The records follow. Filter them to the lines that hold "driver".

Data records:
.....

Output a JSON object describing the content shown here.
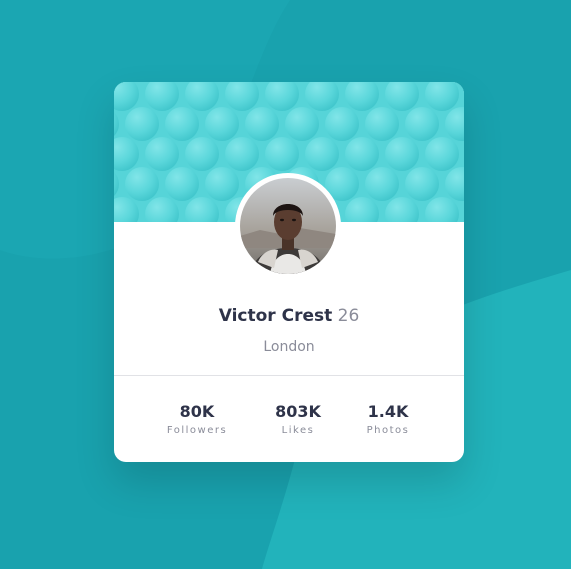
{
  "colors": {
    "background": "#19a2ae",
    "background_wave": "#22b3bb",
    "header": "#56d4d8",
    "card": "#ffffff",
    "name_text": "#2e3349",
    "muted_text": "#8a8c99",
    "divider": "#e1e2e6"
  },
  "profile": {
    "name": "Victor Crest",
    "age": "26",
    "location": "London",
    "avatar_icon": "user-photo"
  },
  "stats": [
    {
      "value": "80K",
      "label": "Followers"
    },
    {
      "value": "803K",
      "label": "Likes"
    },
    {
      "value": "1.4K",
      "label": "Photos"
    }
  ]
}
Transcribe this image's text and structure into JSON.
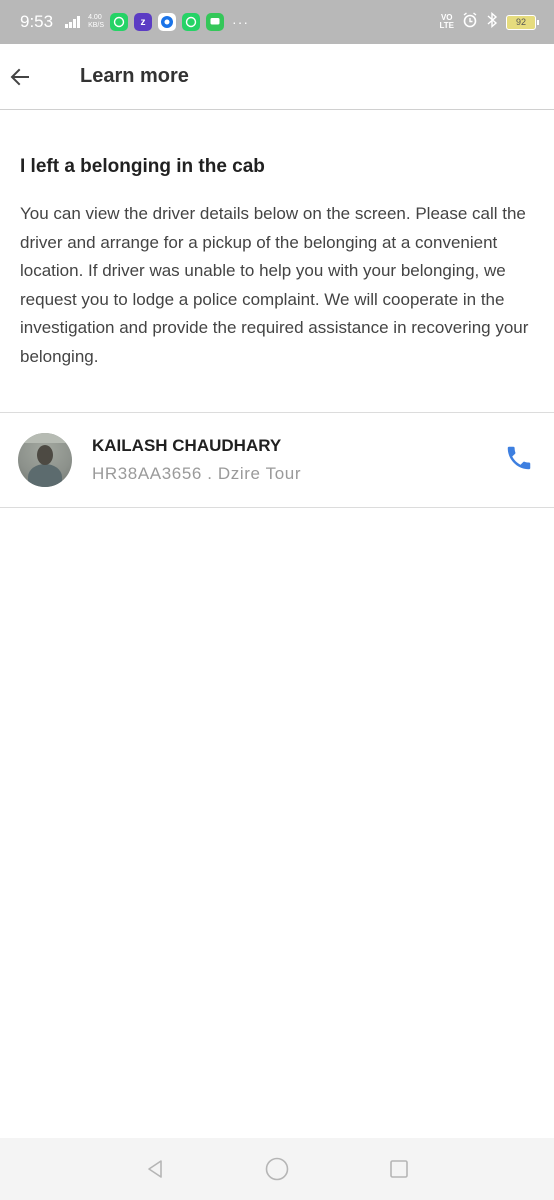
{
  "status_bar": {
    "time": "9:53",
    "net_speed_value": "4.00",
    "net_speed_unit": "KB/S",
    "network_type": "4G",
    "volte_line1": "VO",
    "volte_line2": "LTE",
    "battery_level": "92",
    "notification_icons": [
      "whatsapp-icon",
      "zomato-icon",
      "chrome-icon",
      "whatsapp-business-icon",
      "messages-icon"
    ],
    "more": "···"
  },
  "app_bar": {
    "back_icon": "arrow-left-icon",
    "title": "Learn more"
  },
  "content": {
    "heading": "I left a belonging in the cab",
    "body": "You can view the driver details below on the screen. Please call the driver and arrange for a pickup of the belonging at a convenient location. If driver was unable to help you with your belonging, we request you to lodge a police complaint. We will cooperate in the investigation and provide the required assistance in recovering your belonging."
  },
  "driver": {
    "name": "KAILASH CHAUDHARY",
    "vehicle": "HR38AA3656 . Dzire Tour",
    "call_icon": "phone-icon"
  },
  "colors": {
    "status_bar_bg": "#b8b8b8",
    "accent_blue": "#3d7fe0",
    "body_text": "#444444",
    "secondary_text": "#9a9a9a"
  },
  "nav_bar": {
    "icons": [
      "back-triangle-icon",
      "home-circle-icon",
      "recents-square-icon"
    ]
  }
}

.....

▸ YOUR RESPONSE:
    "body": "You can view the driver details below on the screen. Please call the driver and arrange for a pickup of the belonging at a convenient location. If driver was unable to help you with your belonging, we request you to lodge a police complaint. We will cooperate in the investigation and provide the required assistance in recovering your belonging."
  "driver": {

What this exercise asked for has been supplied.